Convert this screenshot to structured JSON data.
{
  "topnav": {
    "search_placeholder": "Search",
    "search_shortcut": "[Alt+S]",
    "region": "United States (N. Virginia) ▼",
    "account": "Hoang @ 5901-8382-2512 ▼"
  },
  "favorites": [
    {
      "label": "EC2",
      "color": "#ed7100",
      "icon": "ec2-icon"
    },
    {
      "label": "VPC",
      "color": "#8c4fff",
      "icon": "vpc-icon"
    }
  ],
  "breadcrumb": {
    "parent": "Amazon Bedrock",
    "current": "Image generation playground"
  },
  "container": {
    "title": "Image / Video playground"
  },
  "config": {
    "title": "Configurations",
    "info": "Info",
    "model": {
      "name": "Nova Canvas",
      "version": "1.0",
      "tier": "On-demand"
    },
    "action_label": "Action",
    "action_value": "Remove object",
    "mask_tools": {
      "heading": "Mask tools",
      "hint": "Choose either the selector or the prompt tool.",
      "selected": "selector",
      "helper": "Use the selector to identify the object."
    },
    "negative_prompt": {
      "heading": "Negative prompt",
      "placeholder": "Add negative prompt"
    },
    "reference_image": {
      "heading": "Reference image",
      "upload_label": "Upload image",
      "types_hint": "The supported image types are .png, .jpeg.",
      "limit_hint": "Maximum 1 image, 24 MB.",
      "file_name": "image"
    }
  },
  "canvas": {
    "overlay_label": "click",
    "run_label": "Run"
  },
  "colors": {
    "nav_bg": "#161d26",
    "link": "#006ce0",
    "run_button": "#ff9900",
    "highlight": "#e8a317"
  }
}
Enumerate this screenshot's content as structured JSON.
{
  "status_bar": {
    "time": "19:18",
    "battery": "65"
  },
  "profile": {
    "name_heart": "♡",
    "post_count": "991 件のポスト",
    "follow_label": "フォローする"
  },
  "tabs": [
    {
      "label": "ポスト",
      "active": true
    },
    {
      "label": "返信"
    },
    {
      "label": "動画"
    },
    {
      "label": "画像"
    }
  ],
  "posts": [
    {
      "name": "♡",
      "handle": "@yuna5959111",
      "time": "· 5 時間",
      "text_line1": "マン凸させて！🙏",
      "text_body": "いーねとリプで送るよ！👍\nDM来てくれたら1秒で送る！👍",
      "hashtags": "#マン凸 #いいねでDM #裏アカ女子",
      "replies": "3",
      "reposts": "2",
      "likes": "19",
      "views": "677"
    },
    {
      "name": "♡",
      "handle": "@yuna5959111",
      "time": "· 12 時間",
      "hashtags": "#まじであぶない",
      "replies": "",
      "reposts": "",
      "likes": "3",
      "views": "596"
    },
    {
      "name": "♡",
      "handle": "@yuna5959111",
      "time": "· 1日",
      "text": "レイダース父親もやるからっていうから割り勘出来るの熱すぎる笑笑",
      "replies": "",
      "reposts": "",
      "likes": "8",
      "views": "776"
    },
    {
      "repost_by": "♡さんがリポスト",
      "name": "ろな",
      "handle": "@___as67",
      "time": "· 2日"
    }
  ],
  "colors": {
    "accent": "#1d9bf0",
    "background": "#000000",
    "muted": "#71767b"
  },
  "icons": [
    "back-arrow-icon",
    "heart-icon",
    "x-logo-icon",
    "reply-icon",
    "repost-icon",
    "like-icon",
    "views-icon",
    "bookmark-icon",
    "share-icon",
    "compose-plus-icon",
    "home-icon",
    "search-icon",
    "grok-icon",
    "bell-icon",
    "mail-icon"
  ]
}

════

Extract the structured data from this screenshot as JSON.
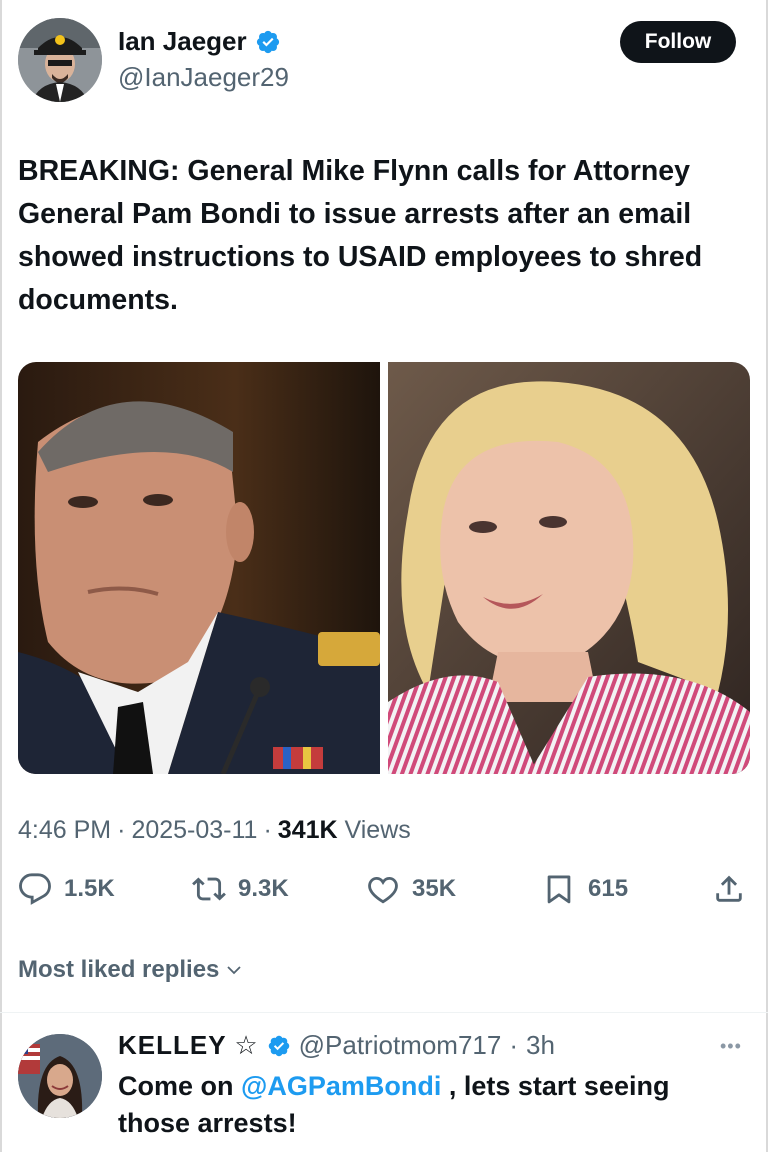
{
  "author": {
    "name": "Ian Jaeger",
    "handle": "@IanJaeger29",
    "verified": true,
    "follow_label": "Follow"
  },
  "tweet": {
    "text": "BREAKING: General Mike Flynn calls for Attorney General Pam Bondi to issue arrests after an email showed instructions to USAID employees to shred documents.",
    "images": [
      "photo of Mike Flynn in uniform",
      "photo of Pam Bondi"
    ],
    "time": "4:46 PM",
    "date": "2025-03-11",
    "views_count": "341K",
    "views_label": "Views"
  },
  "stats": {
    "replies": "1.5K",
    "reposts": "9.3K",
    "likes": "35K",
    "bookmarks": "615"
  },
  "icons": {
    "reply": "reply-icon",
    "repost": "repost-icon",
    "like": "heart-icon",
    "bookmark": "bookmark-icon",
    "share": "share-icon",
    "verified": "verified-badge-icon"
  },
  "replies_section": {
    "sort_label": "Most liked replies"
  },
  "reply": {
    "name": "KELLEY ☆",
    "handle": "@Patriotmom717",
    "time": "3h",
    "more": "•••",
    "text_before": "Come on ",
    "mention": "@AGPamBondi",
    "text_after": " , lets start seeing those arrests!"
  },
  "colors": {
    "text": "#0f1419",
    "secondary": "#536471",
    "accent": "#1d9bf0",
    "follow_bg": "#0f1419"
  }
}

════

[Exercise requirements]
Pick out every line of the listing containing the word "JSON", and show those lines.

[Your solution]
Convert this screenshot to structured JSON data.
Enumerate this screenshot's content as structured JSON.
Extract the structured data from this screenshot as JSON.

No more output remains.